Material shown section start

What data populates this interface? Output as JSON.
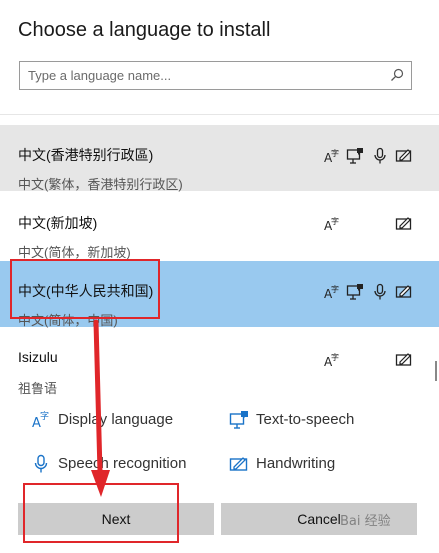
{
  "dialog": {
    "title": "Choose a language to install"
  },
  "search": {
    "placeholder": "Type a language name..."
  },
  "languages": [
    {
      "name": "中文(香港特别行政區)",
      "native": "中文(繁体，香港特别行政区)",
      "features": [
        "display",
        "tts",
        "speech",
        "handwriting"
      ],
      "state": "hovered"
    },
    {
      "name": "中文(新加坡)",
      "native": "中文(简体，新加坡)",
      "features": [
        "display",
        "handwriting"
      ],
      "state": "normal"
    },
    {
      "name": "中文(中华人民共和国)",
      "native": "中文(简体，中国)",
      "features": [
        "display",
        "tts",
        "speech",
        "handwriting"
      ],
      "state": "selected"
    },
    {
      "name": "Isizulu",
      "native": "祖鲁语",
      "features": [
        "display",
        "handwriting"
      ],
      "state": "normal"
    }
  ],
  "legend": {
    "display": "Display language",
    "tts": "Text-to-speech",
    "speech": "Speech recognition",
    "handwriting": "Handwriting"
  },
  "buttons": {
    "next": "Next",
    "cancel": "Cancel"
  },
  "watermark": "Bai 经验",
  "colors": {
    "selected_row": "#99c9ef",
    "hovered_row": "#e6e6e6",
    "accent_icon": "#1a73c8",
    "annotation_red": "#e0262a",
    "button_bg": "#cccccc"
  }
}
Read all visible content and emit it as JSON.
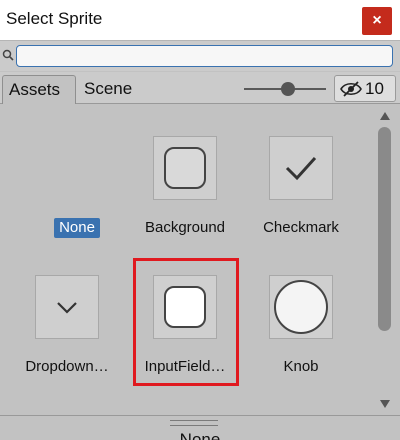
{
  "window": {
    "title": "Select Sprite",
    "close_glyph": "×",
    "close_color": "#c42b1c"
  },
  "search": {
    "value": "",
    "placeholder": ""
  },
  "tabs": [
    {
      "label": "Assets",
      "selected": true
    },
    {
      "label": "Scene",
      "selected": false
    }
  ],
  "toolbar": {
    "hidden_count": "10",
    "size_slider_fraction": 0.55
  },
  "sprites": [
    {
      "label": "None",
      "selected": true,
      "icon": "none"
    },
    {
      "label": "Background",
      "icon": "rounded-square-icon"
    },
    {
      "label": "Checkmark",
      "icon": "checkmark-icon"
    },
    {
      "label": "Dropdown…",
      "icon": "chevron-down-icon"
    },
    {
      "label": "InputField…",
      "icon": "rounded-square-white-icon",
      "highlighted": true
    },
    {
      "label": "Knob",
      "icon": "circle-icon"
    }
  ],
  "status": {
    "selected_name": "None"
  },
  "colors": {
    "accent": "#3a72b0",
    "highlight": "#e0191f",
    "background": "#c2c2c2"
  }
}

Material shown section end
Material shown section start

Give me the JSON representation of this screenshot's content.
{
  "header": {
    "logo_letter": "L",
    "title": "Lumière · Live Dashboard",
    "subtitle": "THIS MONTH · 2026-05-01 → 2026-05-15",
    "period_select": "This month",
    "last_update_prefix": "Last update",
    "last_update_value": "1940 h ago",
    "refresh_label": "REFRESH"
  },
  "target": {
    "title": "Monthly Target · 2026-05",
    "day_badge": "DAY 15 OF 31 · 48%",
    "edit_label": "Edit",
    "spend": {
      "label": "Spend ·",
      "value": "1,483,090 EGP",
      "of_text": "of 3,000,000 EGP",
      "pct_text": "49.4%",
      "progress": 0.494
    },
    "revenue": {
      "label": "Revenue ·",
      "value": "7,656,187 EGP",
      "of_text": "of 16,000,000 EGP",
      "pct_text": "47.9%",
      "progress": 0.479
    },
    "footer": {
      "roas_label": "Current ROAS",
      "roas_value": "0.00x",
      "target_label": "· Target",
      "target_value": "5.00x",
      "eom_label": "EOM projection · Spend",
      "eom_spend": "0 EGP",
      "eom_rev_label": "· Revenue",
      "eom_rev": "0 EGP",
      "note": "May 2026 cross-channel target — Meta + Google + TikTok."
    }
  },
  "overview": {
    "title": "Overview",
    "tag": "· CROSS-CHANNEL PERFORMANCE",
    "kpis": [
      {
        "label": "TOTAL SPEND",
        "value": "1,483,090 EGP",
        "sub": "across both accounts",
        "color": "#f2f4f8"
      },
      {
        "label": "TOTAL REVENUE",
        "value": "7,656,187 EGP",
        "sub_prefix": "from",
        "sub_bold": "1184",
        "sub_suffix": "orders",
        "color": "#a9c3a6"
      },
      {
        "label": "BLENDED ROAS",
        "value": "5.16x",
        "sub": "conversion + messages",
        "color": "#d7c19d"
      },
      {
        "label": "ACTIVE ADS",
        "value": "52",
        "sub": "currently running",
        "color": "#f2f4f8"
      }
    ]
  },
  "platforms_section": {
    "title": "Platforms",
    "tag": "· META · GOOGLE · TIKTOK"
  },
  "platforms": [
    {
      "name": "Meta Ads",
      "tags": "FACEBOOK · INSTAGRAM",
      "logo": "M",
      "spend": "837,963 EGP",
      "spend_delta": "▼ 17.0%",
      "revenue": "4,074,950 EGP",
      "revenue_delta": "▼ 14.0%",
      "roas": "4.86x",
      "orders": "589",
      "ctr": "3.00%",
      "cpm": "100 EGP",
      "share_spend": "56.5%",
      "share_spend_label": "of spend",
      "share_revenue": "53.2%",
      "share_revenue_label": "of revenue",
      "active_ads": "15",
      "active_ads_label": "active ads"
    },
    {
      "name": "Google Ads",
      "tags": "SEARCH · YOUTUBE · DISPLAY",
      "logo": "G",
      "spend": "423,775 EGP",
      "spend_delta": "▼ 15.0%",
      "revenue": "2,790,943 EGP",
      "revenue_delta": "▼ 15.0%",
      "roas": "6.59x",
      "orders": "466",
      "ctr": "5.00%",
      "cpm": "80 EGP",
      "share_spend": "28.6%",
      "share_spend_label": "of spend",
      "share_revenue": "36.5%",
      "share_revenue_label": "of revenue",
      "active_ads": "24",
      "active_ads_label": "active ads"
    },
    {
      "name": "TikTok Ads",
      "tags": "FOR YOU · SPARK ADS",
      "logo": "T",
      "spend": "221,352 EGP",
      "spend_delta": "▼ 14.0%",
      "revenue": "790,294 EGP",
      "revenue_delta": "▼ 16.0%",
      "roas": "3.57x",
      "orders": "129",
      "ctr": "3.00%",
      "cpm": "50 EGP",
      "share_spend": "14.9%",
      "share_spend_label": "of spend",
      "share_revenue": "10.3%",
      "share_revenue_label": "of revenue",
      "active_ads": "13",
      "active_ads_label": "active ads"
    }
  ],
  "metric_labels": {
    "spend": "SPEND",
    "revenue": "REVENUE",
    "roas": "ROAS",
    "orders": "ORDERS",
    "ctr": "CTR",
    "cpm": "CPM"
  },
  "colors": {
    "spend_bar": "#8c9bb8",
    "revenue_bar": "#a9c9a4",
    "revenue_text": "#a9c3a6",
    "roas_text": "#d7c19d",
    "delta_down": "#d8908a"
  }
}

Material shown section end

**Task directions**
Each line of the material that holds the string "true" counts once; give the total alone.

**Expected answer**
3